“Where do the cars go?” said Mark Burfeind, spokesman for INRIX, the Kirkland-based traffic analytics company.
Through the first 11 days of the viaduct closure, car traffic on the route between Seattle and Bainbridge Island was down 15 percent from the same period last year.
A small portion of that disappeared ferry traffic may have gone to the Kingston-to-Edmonds route, which has seen slightly increased traffic.
The only place on Seattle-area highways where traffic volumes were higher than normal every day last week was on I-5, just north of the intersection with I-90.
I-5, at Yesler Way, carried around 279,000 cars a day on an average weekday last fall, according to WSDOT traffic counters.
Far more typical of regional highways is I-405, in Kirkland, which normally carries about 182,000 cars a day past the Kingsgate Park and Ride.
“These cars – or some cars – disappeared into thin air,” Jacobs wrote.

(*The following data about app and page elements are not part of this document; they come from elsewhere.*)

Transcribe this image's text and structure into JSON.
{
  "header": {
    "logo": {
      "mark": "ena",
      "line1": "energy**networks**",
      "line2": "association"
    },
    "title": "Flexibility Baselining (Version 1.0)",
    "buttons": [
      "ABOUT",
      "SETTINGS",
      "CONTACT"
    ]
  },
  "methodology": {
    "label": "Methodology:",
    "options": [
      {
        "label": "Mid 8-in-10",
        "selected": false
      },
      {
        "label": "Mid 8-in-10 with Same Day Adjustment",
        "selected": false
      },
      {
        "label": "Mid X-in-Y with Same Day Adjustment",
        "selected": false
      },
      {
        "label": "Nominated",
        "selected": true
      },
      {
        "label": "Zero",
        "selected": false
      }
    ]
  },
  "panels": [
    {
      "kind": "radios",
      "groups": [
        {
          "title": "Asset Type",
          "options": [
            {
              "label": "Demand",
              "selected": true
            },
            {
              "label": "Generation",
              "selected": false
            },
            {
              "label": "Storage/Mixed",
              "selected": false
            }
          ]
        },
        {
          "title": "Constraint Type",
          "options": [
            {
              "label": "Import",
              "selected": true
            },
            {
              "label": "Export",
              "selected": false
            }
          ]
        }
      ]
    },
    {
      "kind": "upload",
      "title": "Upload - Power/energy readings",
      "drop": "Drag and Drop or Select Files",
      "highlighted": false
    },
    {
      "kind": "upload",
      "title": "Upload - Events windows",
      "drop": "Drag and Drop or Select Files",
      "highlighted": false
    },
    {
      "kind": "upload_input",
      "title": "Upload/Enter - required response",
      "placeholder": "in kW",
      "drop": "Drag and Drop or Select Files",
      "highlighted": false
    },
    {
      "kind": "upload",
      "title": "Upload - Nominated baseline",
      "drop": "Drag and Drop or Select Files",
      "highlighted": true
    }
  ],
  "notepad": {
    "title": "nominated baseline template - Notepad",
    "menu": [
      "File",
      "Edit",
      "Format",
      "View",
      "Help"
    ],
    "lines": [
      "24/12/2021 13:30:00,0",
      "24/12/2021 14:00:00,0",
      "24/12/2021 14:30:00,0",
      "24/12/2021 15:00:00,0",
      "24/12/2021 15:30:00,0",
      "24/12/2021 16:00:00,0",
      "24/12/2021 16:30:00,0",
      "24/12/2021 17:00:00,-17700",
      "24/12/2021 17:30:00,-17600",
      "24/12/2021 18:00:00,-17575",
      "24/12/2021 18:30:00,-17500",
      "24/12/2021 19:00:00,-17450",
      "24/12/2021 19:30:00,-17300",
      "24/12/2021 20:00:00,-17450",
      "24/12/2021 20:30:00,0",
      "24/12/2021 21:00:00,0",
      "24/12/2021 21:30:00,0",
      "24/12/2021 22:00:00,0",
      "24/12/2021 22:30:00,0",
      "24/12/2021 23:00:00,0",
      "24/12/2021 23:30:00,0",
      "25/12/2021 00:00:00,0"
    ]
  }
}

The orginal article.

Summary of “A Study on Driverless-Car Ethics Offers a Troubling Look Into Our Values”

The first time Azim Shariff met Iyad Rahwan-the first real time, after communicating with him by phone and e-mail-was in a driverless car.
A car at level four would be highly autonomous in basic situations, like highways, but would need a human operator.
“We would kind of geek out.” One of their most frequent topics of conversation was the ethics of self-driving cars.
In the game, players are presented with a version of the trolley problem: a driverless car can either stay its course and hit what is in its path, or swerve and hit something else.
The U.S. government has clear guidelines for autonomous weapons-they can’t be programmed to make “Kill decisions” on their own-but no formal opinion on the ethics of driverless cars.
What should a company do if another country wants its vehicles to reflect different moral calculations? Should a Western car de-prioritize the young in an Eastern country? Shariff leans toward adjusting each model for the country where it’s meant to operate.
In twenty to fifty years, the majority of cars on the road will likely be driverless.
In a future dominated by driverless cars, moral texture will erode away in favor of a rigid ethical framework.

The orginal article.